Gartner came up with 3 different categories for the cloud security tools:
Cloud Access Security Brokers (CASBs) are on-premises, or cloud-based security policy enforcement points, placed between cloud service consumers and cloud service providers to combine and interject enterprise security policies as the cloud-based resources are accessed. CASBs consolidate multiple types of security policy enforcement, such as authentication, single sign-on, authorization, credential mapping, device profiling, encryption, tokenization, logging, alerting, malware detection/prevention and so on. (source: Cloud Access Security Brokers)
CASB is the broadest and most mature toolset. It focuses on SaaS Security and gives enterprises visibility and control over the usage of SaaS (the main cloud market). Usually deployed as a proxy in the enterprise premises, it’s commonly used for Office 365, Salesforce and other SaaS applications. The deployment model made it possible to be integrated in firewalls and network security hardware in the enterprise, and it’s starting to extend to PaaS and IaaS usage.
Cloud Workload Protection Platforms (CWPP) is defined by host-centric solutions that target the unique requirements of server workload protection in modern hybrid data center architectures. (source: What is Cloud Workload Security?)
As soon as the IaaS market started to grow, it come the need to protect workloads that were being migrated to IaaS such as AWS and Azure. There’s no revolution here as we are talking adapting mature solutions such as vulnerability management, application security and anti-malware to fit the new requirements for IaaS in terms of elasticity and API connectivity.
Cloud Security Posture Management (CSPM) automatically assess your cloud environment against best practice and security violations to provide the steps required to remediate them – often through automation (source: CSPM: A new class of security tools)
With the widespread adoption of IaaS, data breaches through mismanagement of IaaS usage are becoming a commonplace. Nearly all successful attacks on cloud services resulted from customer misconfigurations. The main use is to verify that cloud configurations are following security best practices such as CIS AWS/Azure/GCP benchmark.
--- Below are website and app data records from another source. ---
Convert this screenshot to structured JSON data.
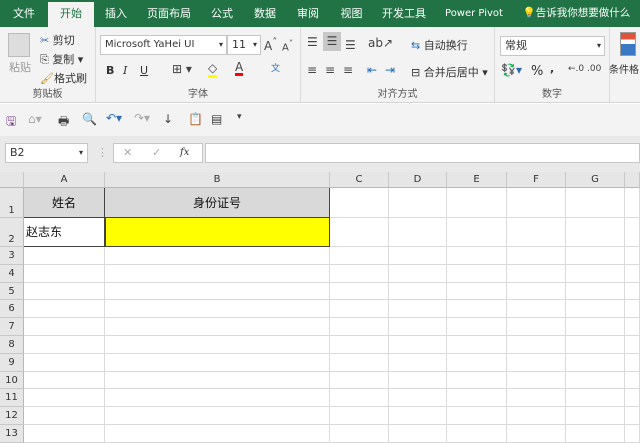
{
  "tabs": [
    "文件",
    "开始",
    "插入",
    "页面布局",
    "公式",
    "数据",
    "审阅",
    "视图",
    "开发工具",
    "Power Pivot"
  ],
  "tell_me": "告诉我你想要做什么",
  "clipboard": {
    "paste": "粘贴",
    "cut": "剪切",
    "copy": "复制",
    "format_painter": "格式刷",
    "label": "剪贴板"
  },
  "font": {
    "name": "Microsoft YaHei UI",
    "size": "11",
    "bold": "B",
    "italic": "I",
    "underline": "U",
    "label": "字体",
    "fill_color": "#ffff00",
    "font_color": "#ff0000"
  },
  "alignment": {
    "wrap": "自动换行",
    "merge": "合并后居中",
    "label": "对齐方式"
  },
  "number": {
    "format": "常规",
    "percent": "%",
    "comma": ",",
    "label": "数字"
  },
  "styles": {
    "conditional": "条件格"
  },
  "formula_bar": {
    "name_box": "B2",
    "fx": "fx",
    "value": ""
  },
  "columns": [
    "A",
    "B",
    "C",
    "D",
    "E",
    "F",
    "G"
  ],
  "rows": [
    "1",
    "2",
    "3",
    "4",
    "5",
    "6",
    "7",
    "8",
    "9",
    "10",
    "11",
    "12",
    "13"
  ],
  "cells": {
    "A1": "姓名",
    "B1": "身份证号",
    "A2": "赵志东",
    "B2": ""
  },
  "colors": {
    "accent": "#217346",
    "header_fill": "#d9d9d9",
    "highlight": "#ffff00"
  }
}
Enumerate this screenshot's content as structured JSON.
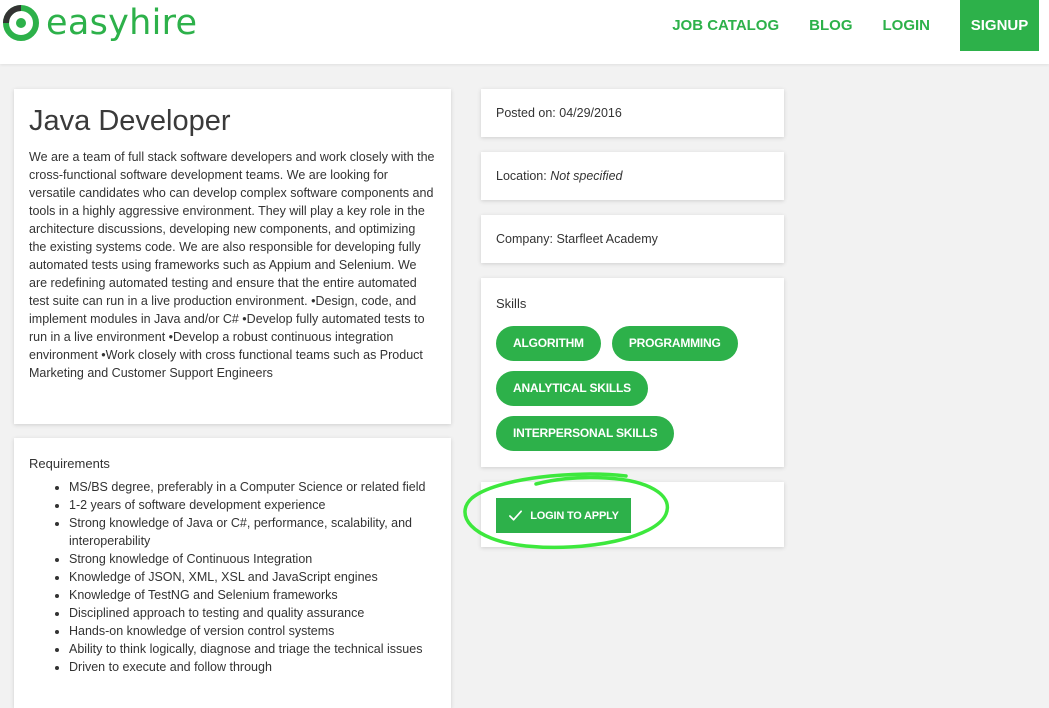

The bottom line is look at your cloud use cases and security requirements. In a nutshell, if your organisation is putting sensitive data in SaaS, deploy a CASB. If your organisation is processing sensitive data in IaaS, deploy a CSPM and extend your Workload Protection to the cloud (to do CWPP).